> Work required
Print out each entry below in full, exactly as given, excluding pictures.

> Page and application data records
=== Begin Enclosure ===

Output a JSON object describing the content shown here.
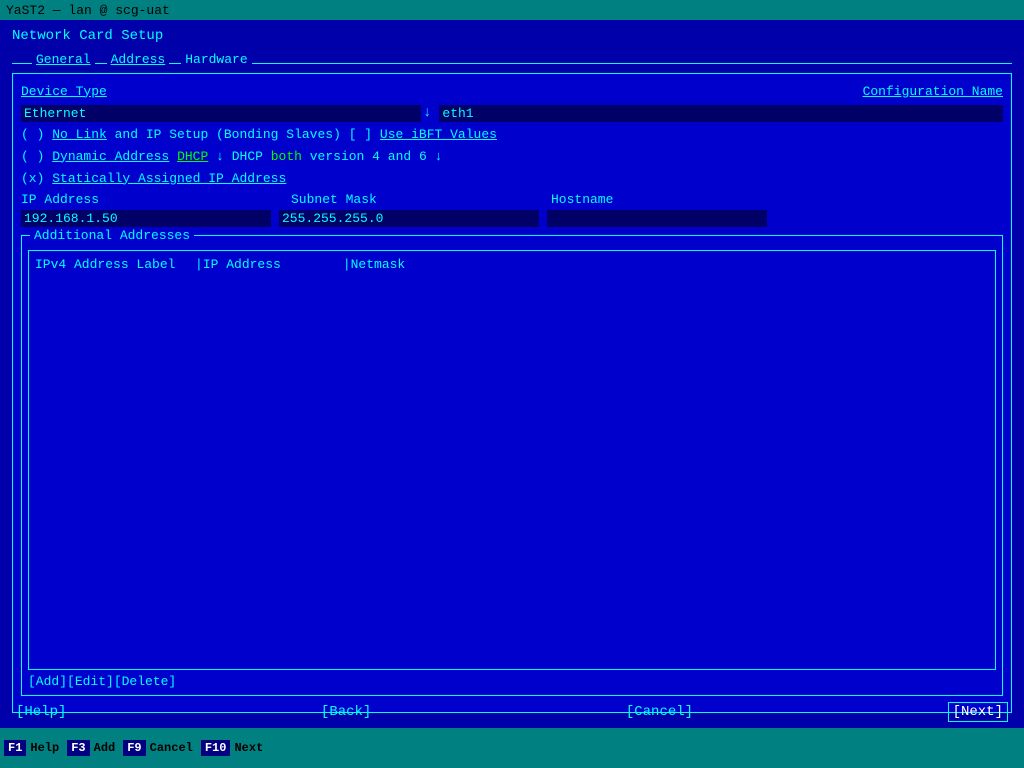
{
  "titlebar": {
    "text": "YaST2 — lan @ scg-uat"
  },
  "page": {
    "title": "Network Card Setup"
  },
  "tabs": {
    "general": "General",
    "address": "Address",
    "hardware": "Hardware"
  },
  "form": {
    "device_type_label": "Device Type",
    "config_name_label": "Configuration Name",
    "device_type_value": "Ethernet",
    "config_name_value": "eth1",
    "radio_no_link": "( ) No Link and IP Setup (Bonding Slaves)",
    "radio_no_link_prefix": "( )",
    "radio_no_link_text": "No Link",
    "radio_no_link_and": "and",
    "radio_no_link_rest": "IP Setup (Bonding Slaves)",
    "use_ibft_bracket": "[ ]",
    "use_ibft_text": "Use iBFT Values",
    "radio_dynamic_prefix": "( )",
    "radio_dynamic_label": "Dynamic Address",
    "dhcp_value": "DHCP",
    "dhcp_rest": "DHCP both version 4 and 6",
    "radio_static_prefix": "(x)",
    "radio_static_text": "Statically Assigned IP Address",
    "ip_address_label": "IP Address",
    "subnet_mask_label": "Subnet Mask",
    "hostname_label": "Hostname",
    "ip_address_value": "192.168.1.50",
    "subnet_mask_value": "255.255.255.0",
    "hostname_value": ""
  },
  "additional": {
    "section_title": "Additional Addresses",
    "table_headers": {
      "ipv4_label": "IPv4 Address Label",
      "ip_address": "IP Address",
      "netmask": "Netmask"
    },
    "buttons": {
      "add": "[Add]",
      "edit": "[Edit]",
      "delete": "[Delete]"
    }
  },
  "bottom_buttons": {
    "help": "[Help]",
    "back": "[Back]",
    "cancel": "[Cancel]",
    "next": "[Next]"
  },
  "fkeys": [
    {
      "num": "F1",
      "label": "Help"
    },
    {
      "num": "F3",
      "label": "Add"
    },
    {
      "num": "F9",
      "label": "Cancel"
    },
    {
      "num": "F10",
      "label": "Next"
    }
  ]
}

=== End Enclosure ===

> Solution to the problem
Output a JSON object describing the content shown here.
{
  "titlebar": {
    "text": "YaST2 — lan @ scg-uat"
  },
  "page": {
    "title": "Network Card Setup"
  },
  "tabs": {
    "general": "General",
    "address": "Address",
    "hardware": "Hardware"
  },
  "form": {
    "device_type_label": "Device Type",
    "config_name_label": "Configuration Name",
    "device_type_value": "Ethernet",
    "config_name_value": "eth1",
    "radio_no_link": "( ) No Link and IP Setup (Bonding Slaves)",
    "radio_no_link_prefix": "( )",
    "radio_no_link_text": "No Link",
    "radio_no_link_and": "and",
    "radio_no_link_rest": "IP Setup (Bonding Slaves)",
    "use_ibft_bracket": "[ ]",
    "use_ibft_text": "Use iBFT Values",
    "radio_dynamic_prefix": "( )",
    "radio_dynamic_label": "Dynamic Address",
    "dhcp_value": "DHCP",
    "dhcp_rest": "DHCP both version 4 and 6",
    "radio_static_prefix": "(x)",
    "radio_static_text": "Statically Assigned IP Address",
    "ip_address_label": "IP Address",
    "subnet_mask_label": "Subnet Mask",
    "hostname_label": "Hostname",
    "ip_address_value": "192.168.1.50",
    "subnet_mask_value": "255.255.255.0",
    "hostname_value": ""
  },
  "additional": {
    "section_title": "Additional Addresses",
    "table_headers": {
      "ipv4_label": "IPv4 Address Label",
      "ip_address": "IP Address",
      "netmask": "Netmask"
    },
    "buttons": {
      "add": "[Add]",
      "edit": "[Edit]",
      "delete": "[Delete]"
    }
  },
  "bottom_buttons": {
    "help": "[Help]",
    "back": "[Back]",
    "cancel": "[Cancel]",
    "next": "[Next]"
  },
  "fkeys": [
    {
      "num": "F1",
      "label": "Help"
    },
    {
      "num": "F3",
      "label": "Add"
    },
    {
      "num": "F9",
      "label": "Cancel"
    },
    {
      "num": "F10",
      "label": "Next"
    }
  ]
}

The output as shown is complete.